Math 111

(video)

When rockets are launched, mission control monitors numerous aspects of the situation. The table and graph below show some of the data from April 8, 2016 launch of a SpaceX CRS-8 Dragon module on top of a Falcon-9 rocket.

- What is the average speed of the rocket from 24 to 48 seconds?
- Write a sentence to explain what it means to say the rocket is traveling at a constant speed of 1334 ft/s.
- How do the previous two bullet points relate?

Elapsed Time, t (seconds) | Altitude, h (1000 ft) |
---|---|

0 | 0 |

10 | 2.8 |

24 | 12.432 |

48 | 44.448 |

56 | 59.472 |

124 | 275.032 |

How fast is the rocket moving after 48 seconds?

Elapsed Time, t (seconds) | Altitude, h (1000 ft) |
---|---|
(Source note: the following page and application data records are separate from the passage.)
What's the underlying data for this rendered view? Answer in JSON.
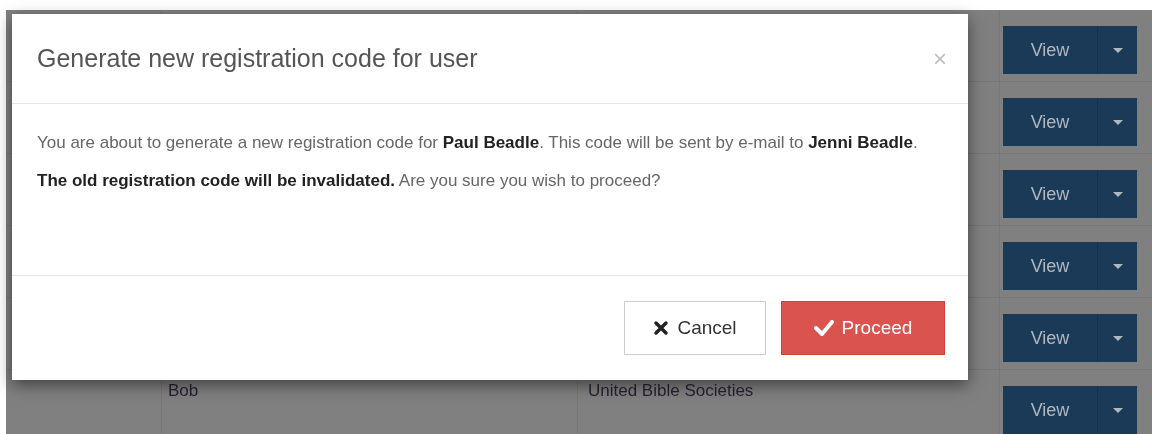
{
  "table": {
    "rows": [
      {
        "button": "View"
      },
      {
        "button": "View"
      },
      {
        "button": "View"
      },
      {
        "button": "View"
      },
      {
        "button": "View"
      },
      {
        "column_2": "Bob",
        "column_3": "United Bible Societies",
        "button": "View"
      }
    ]
  },
  "dialog": {
    "title": "Generate new registration code for user",
    "close": "×",
    "paragraphs": [
      "You are about to generate a new registration code for **Paul Beadle**. This code will be sent by e-mail to **Jenni Beadle**.",
      "**The old registration code will be invalidated.** Are you sure you wish to proceed?"
    ],
    "buttons": [
      {
        "kind": "cancel",
        "label": "Cancel"
      },
      {
        "kind": "proceed",
        "label": "Proceed"
      }
    ]
  }
}
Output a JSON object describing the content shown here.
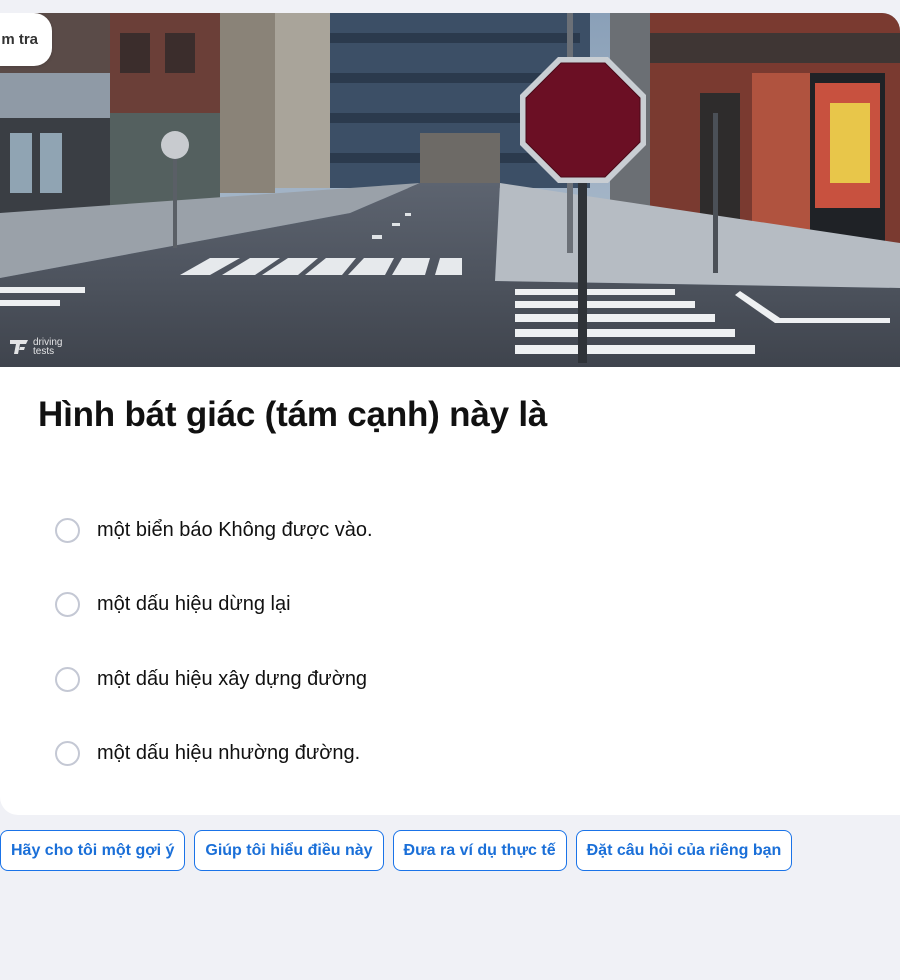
{
  "header": {
    "tab_fragment": "m tra"
  },
  "scene": {
    "logo_text_1": "driving",
    "logo_text_2": "tests",
    "sign_color": "#6b0f24"
  },
  "question": {
    "title": "Hình bát giác (tám cạnh) này là"
  },
  "options": [
    {
      "label": "một biển báo Không được vào."
    },
    {
      "label": "một dấu hiệu dừng lại"
    },
    {
      "label": "một dấu hiệu xây dựng đường"
    },
    {
      "label": "một dấu hiệu nhường đường."
    }
  ],
  "actions": [
    {
      "label": "Hãy cho tôi một gợi ý"
    },
    {
      "label": "Giúp tôi hiểu điều này"
    },
    {
      "label": "Đưa ra ví dụ thực tế"
    },
    {
      "label": "Đặt câu hỏi của riêng bạn"
    }
  ],
  "colors": {
    "accent": "#1a73e8",
    "page_bg": "#f0f1f6",
    "radio_border": "#c4c8d4"
  }
}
0 | 0 |

10 | 2.8 |

24 | 12.432 |

48 | 44.448 |

56 | 59.472 |

124 | 275.032 |

- Suppose the height of a rocket was given by \( h(t)=t^t \)
- Approximate the velocity of the rocket at \( t=2 \).

Suppose \( f(x)=(5x)^{2/3} \).

Approximate \( f'(10) \).

What does this look like graphically?

Represent your approximations on desmos.

- You are driving down the highway on cruise control at an extremely legal speed of 65 mph. Your trip is 400 miles long.
- How long will it take to drive 90 miles?
- If you increase your speed by 5 mph, how much time will you cut off your trip? (that is, how will this change in speed change the length of your trip?)
- What if you instead increase your speed by only 1 mph?
- By only 0.1 mph?

- If \( s \) is the speed at which you are driving and \( T \) is the length of your trip, write an expression relating \( T \) and \( s \).
- Approximate (as close as you can) the value of \( T'(65) \).
- What are the units of \( T'(65) \)?
- Discuss: How can you use the value of \( T'(65) \) to help you solve the previous problem?

applet

- Say we're interested in evaluating \( 2^{3.1} \), \( 2^{3.2} \), \( 2^{3.15} \), etc.
- We can use the idea of linearization to help us approximate.
- Consider the function \( f(x)=2^x \), but we'll focus on values near \( x=3 \).
- Let's think about this in the context of a graphing microscope…

Jigsaw

The NASA Q36 Robotic Lunar Rover can travel up to 3 hours on a single charge and has a range of 1.6 miles. After leaving its base and traveling for \( t \) hours, the speed of the Q36 is given by the function:

\[ v(t) = \sin(\sqrt{9-t^2}) \]

in miles per hour.

You know:

- One hour into an excursion, the Q36 will have traveled 0.19655 miles.
- At 2.8 hours into a trip, the Q36 will have traveled 1.4694 miles.

Want to know:

- Make a prediction for the position of the rover 1 hour and six minutes (1.1 hours).
- Make a prediction for the position of the rover 54 minutes into the trip (0.9 hours).
- For each of the previous two answers, determine whether your estimate is an overestimate or an underestimate. Explain how you know this, and justify your answer using both language related to the velocity graph and language related to the rover.
- Make a prediction for the position of the rover at 2.7 and 2.9 hours. Are these under or overestimates?
- Extension: Make a rough sketch of what the position of the lunar rover is at each point in time!

If \[ v(t) = \sin(\sqrt{9-t^2}) \] sketch \( v'(t) \). This is the derviative of the derivative of position, so we can notate it \( p''(t) \). This is called the second derivative.

- Draw a function on a spare sheet of paper. It can be any function at all. Do not worry about a formula.
- Pass your page to a neighbor.
- Sketch the derivative of the function given to you.
- Pass your paper to another neighbor.
- Draw a function who's derivative is the
*original*function. - Pass the paper back to the original owner.

Using the applets and examples you just sketched, relate proporties of a function, its first derivative, and its second derivative.